• **What this task involves**
Filter out every line below that lacks "Settings", and copy the rest.

• **Data records**
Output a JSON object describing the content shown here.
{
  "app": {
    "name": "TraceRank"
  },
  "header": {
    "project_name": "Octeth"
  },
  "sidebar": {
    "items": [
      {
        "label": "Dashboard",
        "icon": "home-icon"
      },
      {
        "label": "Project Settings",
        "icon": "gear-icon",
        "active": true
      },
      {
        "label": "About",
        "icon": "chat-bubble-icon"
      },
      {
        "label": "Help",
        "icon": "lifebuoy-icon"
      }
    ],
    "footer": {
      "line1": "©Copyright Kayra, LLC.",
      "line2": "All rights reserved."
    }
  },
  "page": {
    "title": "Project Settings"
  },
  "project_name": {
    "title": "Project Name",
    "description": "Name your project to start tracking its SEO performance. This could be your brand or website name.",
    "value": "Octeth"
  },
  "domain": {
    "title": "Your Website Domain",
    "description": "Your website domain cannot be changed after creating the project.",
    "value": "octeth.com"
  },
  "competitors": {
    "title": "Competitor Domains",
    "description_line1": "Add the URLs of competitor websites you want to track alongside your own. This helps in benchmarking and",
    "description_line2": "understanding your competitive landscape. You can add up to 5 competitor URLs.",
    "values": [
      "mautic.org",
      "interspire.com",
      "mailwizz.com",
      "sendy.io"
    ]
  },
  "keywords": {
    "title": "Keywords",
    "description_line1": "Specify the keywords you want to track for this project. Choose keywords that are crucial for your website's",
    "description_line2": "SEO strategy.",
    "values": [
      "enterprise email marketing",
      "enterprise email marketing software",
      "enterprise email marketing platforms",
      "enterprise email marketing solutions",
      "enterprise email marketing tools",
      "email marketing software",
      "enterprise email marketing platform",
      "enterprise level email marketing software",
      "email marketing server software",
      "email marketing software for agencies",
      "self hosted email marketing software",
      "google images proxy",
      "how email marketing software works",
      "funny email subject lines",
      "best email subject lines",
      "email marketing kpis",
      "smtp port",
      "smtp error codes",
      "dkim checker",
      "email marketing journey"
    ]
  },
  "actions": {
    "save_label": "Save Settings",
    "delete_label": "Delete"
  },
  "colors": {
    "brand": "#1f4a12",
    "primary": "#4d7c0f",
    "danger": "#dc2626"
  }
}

• **Answer for the task**
        "label": "Project Settings",
    "title": "Project Settings"
    "save_label": "Save Settings",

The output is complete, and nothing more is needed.